Once you know how many lines below hold "icon", reply with that number and add nothing.

Interface dataset entries

■ ■ ■

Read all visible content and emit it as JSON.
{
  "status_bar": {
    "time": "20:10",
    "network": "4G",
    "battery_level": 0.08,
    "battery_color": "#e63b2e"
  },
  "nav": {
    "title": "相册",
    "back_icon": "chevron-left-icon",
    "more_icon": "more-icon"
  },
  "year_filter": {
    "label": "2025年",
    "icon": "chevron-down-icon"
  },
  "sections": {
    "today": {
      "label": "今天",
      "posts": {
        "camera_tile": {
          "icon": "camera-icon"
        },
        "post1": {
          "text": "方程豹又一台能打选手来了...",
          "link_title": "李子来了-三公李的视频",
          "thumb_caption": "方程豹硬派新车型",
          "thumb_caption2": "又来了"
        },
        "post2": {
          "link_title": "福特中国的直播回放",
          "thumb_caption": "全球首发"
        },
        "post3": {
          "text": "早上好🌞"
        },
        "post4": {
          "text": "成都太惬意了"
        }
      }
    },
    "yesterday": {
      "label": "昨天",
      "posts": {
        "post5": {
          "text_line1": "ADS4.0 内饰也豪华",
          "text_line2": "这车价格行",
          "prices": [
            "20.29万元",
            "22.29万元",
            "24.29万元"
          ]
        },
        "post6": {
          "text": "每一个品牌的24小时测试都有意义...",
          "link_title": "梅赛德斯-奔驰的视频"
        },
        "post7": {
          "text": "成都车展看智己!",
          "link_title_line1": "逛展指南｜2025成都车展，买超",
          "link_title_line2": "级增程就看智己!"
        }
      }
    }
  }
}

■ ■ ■

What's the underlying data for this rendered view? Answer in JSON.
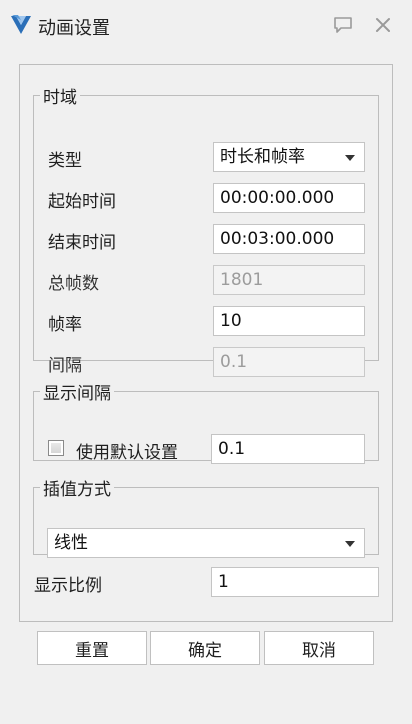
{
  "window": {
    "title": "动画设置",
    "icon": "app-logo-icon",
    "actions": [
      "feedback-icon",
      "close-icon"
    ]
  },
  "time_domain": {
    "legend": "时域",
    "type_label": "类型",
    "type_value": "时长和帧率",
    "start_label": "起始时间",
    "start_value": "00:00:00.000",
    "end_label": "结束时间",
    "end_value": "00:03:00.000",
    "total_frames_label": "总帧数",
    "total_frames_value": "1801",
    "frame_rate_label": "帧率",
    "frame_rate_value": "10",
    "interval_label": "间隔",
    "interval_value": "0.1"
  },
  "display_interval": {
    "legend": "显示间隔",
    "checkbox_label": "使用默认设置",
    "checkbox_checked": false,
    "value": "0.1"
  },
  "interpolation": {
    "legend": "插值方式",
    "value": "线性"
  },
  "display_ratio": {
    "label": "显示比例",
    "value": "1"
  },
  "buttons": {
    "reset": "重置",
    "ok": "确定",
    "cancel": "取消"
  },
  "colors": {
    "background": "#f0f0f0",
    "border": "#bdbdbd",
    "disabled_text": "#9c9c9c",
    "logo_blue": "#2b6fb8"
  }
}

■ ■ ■

__Reply to the task__. 7